Chapter 9: Psychostimulants and young people

Page last updated: April 2004

Matt Stubbs1, Leanne Hides2, John Howard1 and Anthony Arcuri1

1 Ted Noffs Foundation, Sydney, New South Wales
2 Department of Psychiatry, University of Melbourne,Victoria

Key points:
  • The rate of psychostimulant use among young people in Australia is comparable to that in Southeast Asia, but higher than Europe, North America and Africa.

  • Injecting is the most popular route of administration of psychostimulants by young people.

  • Prevention and early intervention activities are considered to have a positive impact, but they have not been extensively evaluated.

  • Adult models of intervention have been applied to young people, but very few specific interventions have been studied among psychostimulant users.

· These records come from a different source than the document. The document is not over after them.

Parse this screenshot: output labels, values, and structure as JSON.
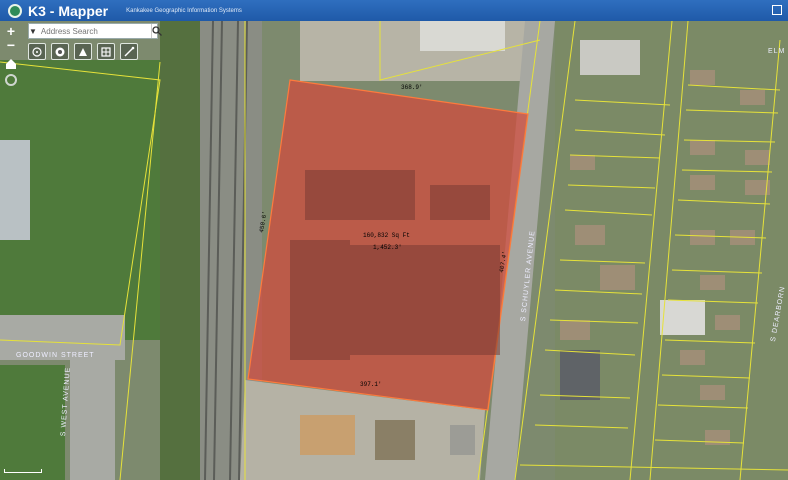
{
  "header": {
    "app_title": "K3 - Mapper",
    "subtitle": "Kankakee Geographic Information Systems"
  },
  "controls": {
    "zoom_in": "+",
    "zoom_out": "−"
  },
  "search": {
    "placeholder": "Address Search"
  },
  "toolbar": {
    "tools": [
      "measure-tool",
      "layers-tool",
      "identify-tool",
      "basemap-tool",
      "draw-tool"
    ]
  },
  "parcel": {
    "area_label": "160,832 Sq Ft",
    "dim_center": "1,452.3'",
    "dim_top": "368.9'",
    "dim_left": "450.6'",
    "dim_right": "407.4'",
    "dim_bottom": "397.1'",
    "fill_color": "#d24a3c"
  },
  "roads": {
    "goodwin": "GOODWIN STREET",
    "schuyler": "S SCHUYLER AVENUE",
    "west": "S WEST AVENUE",
    "dearborn": "S DEARBORN",
    "elm": "ELM"
  }
}
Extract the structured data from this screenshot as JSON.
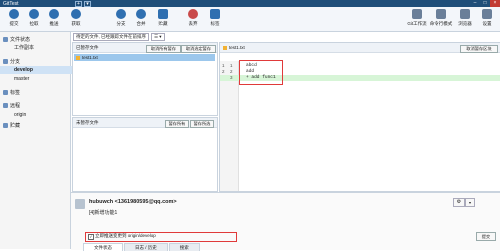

  • There is evidence that some treatment is superior to no treatment in reducing substance use and improving functional outcomes, but there is insufficient evidence to compare the effectiveness of treatment types.

  • In the absence of well-controlled studies amongst psychostimulant users, a multi-component approach is recommended, including Cognitive Behaviour Therapy and Family Therapy.

  • A great deal more research is required into effective interventions for young people who use psychostimulants.